Before I reflect on one of the key ideas Gawande presents, let me tell you: this book is incredibly readable, engaging, and insightful. The essays are discrete, but they build on one another. It is a book that can sustain a straight read-through. Or, you can read it episodically – jumping around from an essay at the beginning to one at the end or putting the book down for other endeavors in between essays. No matter your approach, you will be rewarded for your effort.
In many of the essays, Gawande argues that great strides in healthcare can be made by concentrating on how healthcare is delivered, rather than on a race to new technologies of care. In his essay “Casualties of War,” Gawande looks at the vast reduction in fatalities in the Afghanistan and Iraq wars, compared to previous wars. He attributes this success to the attention to data collection and analysis. By tracking the kinds of injuries, the medical responses, and the outcomes, military medical personnel have been able to recommend preventive measures and improve the medical response system. Simple steps. Things like making sure soldiers wear their bulletproof vests or moving the medical team together with soldiers so that response times are cut substantially. These interventions were possible only because the medical staff tracked patterns of injury and analyzed their results.
In another essay, “The Bell Curve,” Gawande reports on the efforts of an organization called the Institute for Healthcare Improvement to improve medical practice by doing, in Gawande’s words, “two things: measure ourselves and be more open about what we are doing”. One outcome of this openness involves patient participation in improving the delivery of healthcare.
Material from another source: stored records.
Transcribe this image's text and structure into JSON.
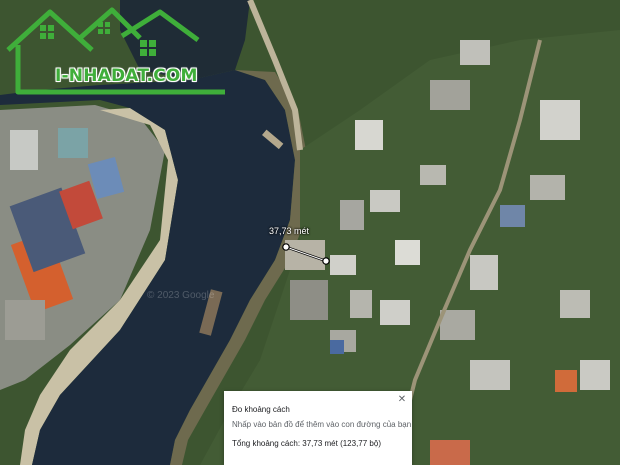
{
  "brand": {
    "logo_text": "I-NHADAT.COM"
  },
  "measurement": {
    "distance_label": "37,73 mét"
  },
  "map_watermark": "© 2023 Google",
  "popup": {
    "title": "Đo khoảng cách",
    "instruction": "Nhấp vào bản đồ để thêm vào con đường của bạn",
    "total": "Tổng khoảng cách: 37,73 mét (123,77 bộ)",
    "close_symbol": "✕"
  },
  "colors": {
    "brand_green": "#3fae3a",
    "river": "#1d2b3c",
    "vegetation": "#3f5a2e"
  }
}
Connecticut could learn from the lessons of these essays. Many of the data that could be helpful for those of us who are trying to make our healthcare system more accessible, effective, and affordable are locked in individual companies (hospitals, doctors’ practices, insurance companies) and in our state agencies (where, even with FOI, the information may or may not be in a useful format). More systematic data collection and greater openness with that information is a necessary – though not sufficient – precondition to improving our healthcare system.